What you have to do: Tally the lines in the entries where the string "heading" appears, and write only the total.

Stored records:
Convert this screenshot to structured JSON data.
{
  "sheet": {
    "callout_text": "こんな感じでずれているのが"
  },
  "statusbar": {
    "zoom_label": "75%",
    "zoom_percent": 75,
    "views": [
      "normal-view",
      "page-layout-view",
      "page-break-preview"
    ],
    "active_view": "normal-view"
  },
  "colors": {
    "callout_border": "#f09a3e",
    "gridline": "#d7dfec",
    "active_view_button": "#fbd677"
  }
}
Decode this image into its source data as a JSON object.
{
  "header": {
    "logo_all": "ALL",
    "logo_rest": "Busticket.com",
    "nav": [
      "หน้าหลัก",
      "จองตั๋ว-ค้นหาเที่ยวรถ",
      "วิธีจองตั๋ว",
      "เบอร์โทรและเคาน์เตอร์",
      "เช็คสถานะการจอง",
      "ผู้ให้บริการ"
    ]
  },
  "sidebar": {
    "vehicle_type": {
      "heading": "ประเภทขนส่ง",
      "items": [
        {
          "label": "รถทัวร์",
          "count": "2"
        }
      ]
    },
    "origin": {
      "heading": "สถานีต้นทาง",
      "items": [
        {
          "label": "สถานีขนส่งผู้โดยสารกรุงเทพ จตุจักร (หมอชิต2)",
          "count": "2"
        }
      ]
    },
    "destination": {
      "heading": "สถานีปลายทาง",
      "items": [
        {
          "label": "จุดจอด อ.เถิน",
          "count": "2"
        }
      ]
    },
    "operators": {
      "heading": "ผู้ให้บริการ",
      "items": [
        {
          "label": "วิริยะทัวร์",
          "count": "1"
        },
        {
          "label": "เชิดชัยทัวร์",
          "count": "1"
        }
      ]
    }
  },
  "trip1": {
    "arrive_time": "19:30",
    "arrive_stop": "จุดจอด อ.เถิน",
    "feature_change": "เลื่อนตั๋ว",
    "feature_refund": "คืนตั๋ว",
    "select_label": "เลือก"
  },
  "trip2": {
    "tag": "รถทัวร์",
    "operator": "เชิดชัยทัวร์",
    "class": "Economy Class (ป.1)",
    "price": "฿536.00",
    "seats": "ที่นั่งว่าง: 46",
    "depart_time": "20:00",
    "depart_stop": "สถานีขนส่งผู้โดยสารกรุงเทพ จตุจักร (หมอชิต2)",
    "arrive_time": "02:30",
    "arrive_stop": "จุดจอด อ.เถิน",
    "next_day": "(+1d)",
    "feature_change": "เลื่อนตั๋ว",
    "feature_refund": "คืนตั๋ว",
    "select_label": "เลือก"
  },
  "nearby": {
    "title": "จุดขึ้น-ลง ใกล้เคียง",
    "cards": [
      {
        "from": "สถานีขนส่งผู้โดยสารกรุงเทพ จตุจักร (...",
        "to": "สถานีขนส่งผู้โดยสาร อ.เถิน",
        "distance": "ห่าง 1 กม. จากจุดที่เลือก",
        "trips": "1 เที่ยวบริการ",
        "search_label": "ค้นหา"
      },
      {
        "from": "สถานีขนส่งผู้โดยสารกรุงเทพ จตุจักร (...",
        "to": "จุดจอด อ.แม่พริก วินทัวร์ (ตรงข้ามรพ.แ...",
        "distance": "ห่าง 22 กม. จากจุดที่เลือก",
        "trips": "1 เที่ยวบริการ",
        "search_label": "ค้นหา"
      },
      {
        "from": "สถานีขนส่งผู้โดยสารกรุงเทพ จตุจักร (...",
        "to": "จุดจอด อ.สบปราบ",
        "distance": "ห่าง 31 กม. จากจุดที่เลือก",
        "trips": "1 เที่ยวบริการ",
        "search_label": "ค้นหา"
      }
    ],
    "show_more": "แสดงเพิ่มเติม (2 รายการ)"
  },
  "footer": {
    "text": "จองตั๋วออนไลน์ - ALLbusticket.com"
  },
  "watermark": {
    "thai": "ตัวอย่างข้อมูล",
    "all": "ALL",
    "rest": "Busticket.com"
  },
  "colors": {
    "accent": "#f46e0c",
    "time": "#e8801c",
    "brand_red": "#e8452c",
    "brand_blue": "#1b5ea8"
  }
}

Answer section: 4